On further investigation via Marine Tracker, I’ve found what seems to be a much less “stripped from Wikipedia”, and much less impressive, image of our friend Russian Warship 545 (which is still listed as the AIS name on Marine Tracker):
This page on Baltic Shipping also associates similar pictures with the same ID numbers, further corroborating this and giving a bit more extra backstory about the builder etc. “Kola” is listed as an Altay-class Russian military tanker with a matching 1967 build date on this List of Active Russian Military Vessels, and was actively doing stuff for the Russian Navy in the Mediterranean within the last two years (x) (x).
My best guess at an explanation for all this weirdness?
- Creaky old Soviet-built oil tanker KOLA, owned by Russian military, was doing regular oil-getting business in the area.
- Said oil tanker is listed on some AIS records in the same manner as most military-owned vessels, “[nationality] warship [hull #]”, and with a red military ID dot.

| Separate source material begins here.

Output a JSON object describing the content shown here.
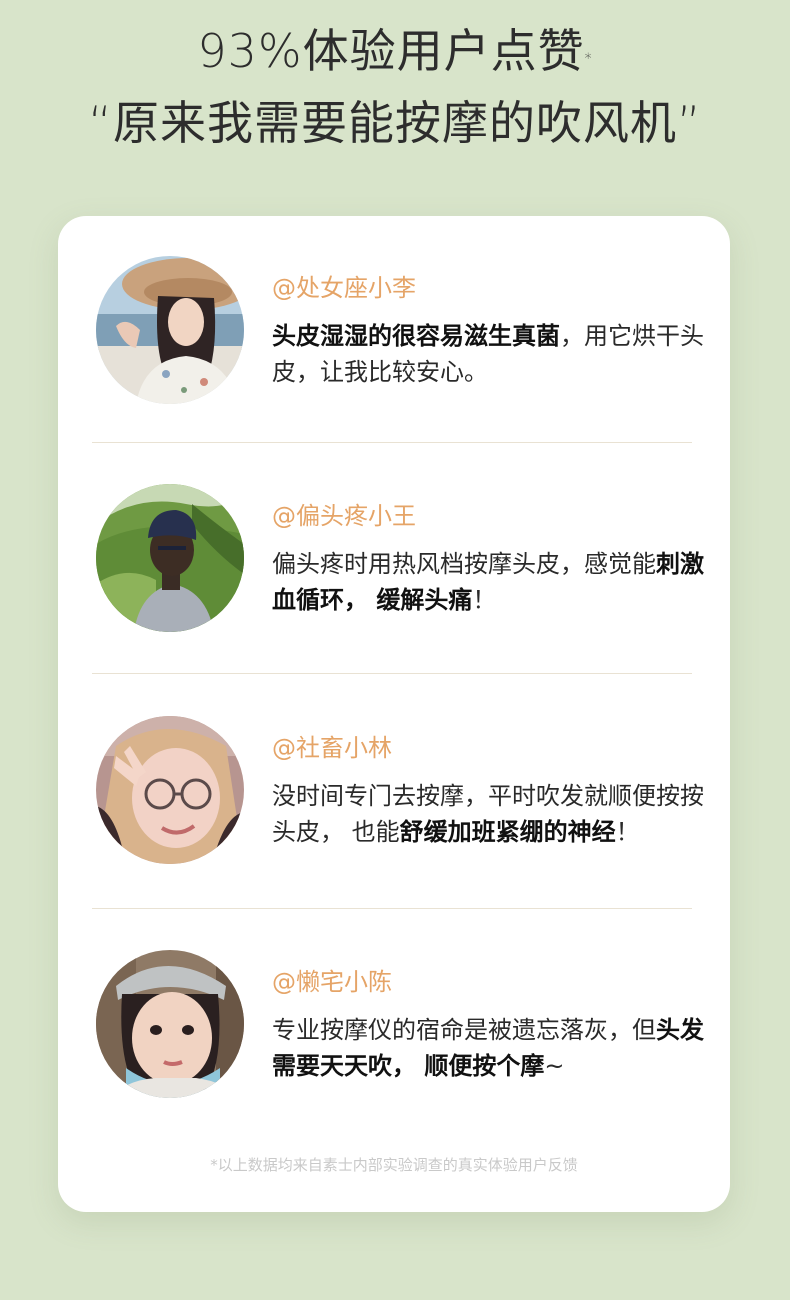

- Somebody working for Vessel Finder is really lazy about attaching a database image to the profile for KOLA. (Interestingly enough, reverse image search turned up no other instances of the warship image used on the listing).
- Then, this week, Ever Given does the world’s worst parallel parking job and blocks up the Suez canal.
- KOLA, gone to go get oil and bring it back to the fleet, is now stranded with many other oil tankers in the middle of the Red Sea, unable to pass back up through to the Black Sea or wherever the hell she was going.
- At some point, perhaps somebody involved in the control/management of KOLA had the thought, possibly while sitting around at anchor for two days twiddling thumbs and playing cards, “hey, you don’t think our AIS designation would make us look like we’re up to some really sketchy shit out here, do you? given that hundreds if not thousands of random people are looking at vessel tracking sites right now?”
- “Hm. Shit.”
- (Alternatively, somebody onboard is killing time on their phone looking at the shipping carnage and notices their bright red tracking dot and alarming name).
- Phone calls are made/things are updated and Creaky old Soviet-built military-owned oil tanker KOLA hastily has its AIS display name updated to read as its registration name instead of “Russian Warship 545”, now with an orange oil tanker classification marker.
- This change has the unintended result of making them look EXPONENTIALLY sketchier than they did before.
ALTERNATIVELY: Less funny version, it may just be a glitch in Vessel Finder’s software that gets triggered by the two different names and the conflicting classifications. When I went to look at it again just a minute ago, we were back to a red indicator and “Russian Warship 545”:
Bottom line: do I think that anything freaky or untoward is ACTUALLY happening with this vessel? Not really.
Do I find this all EXTREMELY entertaining? You bet your ass I do.
Highly recommend just fucking around on vessel tracking sites for a few hours. Gosh what a fun time to be had.
unfortunately in my fact check I spent so long researching this tough and dependable 54-year-old Soviet naval refuelling vessel that I’ve accidentally become weirdly fond of it. she’s a sturdy old girl. I wish her well
Dmitrii Donskoi transiting the Suez Canal
HMAS AUSTRALIA I passing through Suez Canal 1919
Battleship Lorraine in the Suez Canal.
Ottoman soldiers muster on the Plain of Esdraelon, preparatory to the attack on the [Suez] Canal. 1915
Armored cruiser Montcalm passing the Suez Canal, 1916.jpg